◆ **What is required**: Wherever the word "rate" appears in a line of the records, copy that line.

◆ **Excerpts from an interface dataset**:
------------------------------------------------

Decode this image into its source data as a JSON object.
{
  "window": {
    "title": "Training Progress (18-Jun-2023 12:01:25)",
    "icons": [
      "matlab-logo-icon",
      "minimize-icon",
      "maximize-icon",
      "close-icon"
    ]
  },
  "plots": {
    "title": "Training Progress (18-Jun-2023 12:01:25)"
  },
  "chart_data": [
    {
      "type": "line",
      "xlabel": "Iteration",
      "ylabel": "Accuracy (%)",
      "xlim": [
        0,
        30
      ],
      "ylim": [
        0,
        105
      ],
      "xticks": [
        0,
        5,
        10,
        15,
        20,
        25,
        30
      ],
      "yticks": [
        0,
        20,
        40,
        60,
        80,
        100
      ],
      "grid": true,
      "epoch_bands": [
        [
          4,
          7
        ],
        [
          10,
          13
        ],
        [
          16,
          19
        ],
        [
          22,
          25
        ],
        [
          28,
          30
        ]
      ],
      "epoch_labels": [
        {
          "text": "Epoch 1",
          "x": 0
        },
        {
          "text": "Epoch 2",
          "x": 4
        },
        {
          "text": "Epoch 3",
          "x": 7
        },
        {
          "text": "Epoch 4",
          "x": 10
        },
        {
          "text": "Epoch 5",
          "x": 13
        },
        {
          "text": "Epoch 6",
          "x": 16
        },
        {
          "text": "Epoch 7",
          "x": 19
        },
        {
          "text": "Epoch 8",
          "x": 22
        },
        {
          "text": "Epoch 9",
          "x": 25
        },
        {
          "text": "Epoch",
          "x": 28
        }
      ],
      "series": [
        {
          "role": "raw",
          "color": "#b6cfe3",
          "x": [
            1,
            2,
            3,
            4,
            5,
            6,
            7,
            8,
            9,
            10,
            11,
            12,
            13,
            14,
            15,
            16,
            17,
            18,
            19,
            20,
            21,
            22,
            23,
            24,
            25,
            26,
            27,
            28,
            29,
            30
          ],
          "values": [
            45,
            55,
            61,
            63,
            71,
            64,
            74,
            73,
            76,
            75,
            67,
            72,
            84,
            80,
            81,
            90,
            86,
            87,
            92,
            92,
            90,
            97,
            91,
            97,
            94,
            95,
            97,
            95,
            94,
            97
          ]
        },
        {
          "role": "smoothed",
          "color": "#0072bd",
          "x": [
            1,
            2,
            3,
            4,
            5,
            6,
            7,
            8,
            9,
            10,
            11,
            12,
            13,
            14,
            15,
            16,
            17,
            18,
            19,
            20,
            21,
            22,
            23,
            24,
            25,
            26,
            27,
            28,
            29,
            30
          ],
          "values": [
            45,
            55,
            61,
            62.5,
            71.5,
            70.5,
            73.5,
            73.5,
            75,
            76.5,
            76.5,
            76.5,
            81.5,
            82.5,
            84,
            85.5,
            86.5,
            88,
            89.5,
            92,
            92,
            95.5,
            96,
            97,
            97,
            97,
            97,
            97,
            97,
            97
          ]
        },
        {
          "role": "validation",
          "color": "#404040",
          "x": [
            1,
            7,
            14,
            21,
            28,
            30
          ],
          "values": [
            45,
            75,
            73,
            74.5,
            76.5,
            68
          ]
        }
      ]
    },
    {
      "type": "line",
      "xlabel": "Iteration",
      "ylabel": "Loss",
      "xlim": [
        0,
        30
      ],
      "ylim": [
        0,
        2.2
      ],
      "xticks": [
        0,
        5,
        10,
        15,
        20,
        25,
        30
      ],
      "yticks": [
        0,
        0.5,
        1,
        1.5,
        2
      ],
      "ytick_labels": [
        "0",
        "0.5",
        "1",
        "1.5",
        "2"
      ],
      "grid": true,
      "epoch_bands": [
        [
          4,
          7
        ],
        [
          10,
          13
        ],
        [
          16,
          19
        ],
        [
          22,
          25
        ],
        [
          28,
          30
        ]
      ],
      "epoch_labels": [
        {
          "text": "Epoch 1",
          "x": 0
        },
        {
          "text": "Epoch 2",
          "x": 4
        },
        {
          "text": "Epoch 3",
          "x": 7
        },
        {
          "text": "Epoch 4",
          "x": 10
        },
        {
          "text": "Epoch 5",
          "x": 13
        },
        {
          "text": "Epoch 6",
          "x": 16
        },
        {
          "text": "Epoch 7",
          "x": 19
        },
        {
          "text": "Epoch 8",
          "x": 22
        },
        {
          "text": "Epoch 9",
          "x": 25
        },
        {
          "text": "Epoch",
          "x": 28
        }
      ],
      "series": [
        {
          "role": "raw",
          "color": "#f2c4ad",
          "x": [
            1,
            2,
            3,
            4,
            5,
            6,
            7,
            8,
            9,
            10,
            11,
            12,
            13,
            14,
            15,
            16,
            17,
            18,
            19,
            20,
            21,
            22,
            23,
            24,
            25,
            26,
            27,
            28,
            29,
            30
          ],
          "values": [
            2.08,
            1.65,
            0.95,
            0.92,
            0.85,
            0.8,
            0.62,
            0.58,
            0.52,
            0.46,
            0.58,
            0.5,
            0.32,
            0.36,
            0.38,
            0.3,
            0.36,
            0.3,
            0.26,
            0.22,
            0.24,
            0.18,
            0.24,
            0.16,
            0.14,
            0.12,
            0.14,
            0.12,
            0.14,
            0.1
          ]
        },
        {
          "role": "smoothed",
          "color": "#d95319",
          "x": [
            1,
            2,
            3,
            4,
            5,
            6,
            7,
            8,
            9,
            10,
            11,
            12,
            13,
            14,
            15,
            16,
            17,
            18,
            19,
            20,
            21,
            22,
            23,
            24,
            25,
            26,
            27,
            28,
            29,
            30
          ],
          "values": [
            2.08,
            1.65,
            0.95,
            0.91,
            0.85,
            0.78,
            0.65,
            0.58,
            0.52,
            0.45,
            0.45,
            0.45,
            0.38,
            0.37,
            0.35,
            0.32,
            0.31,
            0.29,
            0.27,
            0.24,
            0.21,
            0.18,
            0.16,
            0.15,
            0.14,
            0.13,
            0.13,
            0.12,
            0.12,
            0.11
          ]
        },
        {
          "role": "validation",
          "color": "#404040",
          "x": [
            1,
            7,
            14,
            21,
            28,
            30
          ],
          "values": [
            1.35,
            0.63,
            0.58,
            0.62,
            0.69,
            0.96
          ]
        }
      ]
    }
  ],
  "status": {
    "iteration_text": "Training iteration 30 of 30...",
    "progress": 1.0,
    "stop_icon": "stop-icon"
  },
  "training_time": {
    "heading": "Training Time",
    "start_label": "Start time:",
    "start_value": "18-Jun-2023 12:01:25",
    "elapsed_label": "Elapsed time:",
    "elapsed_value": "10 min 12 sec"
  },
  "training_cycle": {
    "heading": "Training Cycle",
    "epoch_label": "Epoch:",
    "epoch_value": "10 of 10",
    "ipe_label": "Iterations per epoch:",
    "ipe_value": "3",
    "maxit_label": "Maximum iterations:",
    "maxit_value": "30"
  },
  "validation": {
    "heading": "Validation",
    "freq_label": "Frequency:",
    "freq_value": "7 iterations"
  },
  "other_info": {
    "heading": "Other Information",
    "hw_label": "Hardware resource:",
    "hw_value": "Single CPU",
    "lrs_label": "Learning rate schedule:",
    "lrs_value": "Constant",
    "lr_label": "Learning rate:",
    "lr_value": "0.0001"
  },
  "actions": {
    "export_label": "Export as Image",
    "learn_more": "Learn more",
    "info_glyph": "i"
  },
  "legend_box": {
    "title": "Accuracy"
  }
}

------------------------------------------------

◆ **Written reply**:
    "lrs_label": "Learning rate schedule:",
    "lr_label": "Learning rate:",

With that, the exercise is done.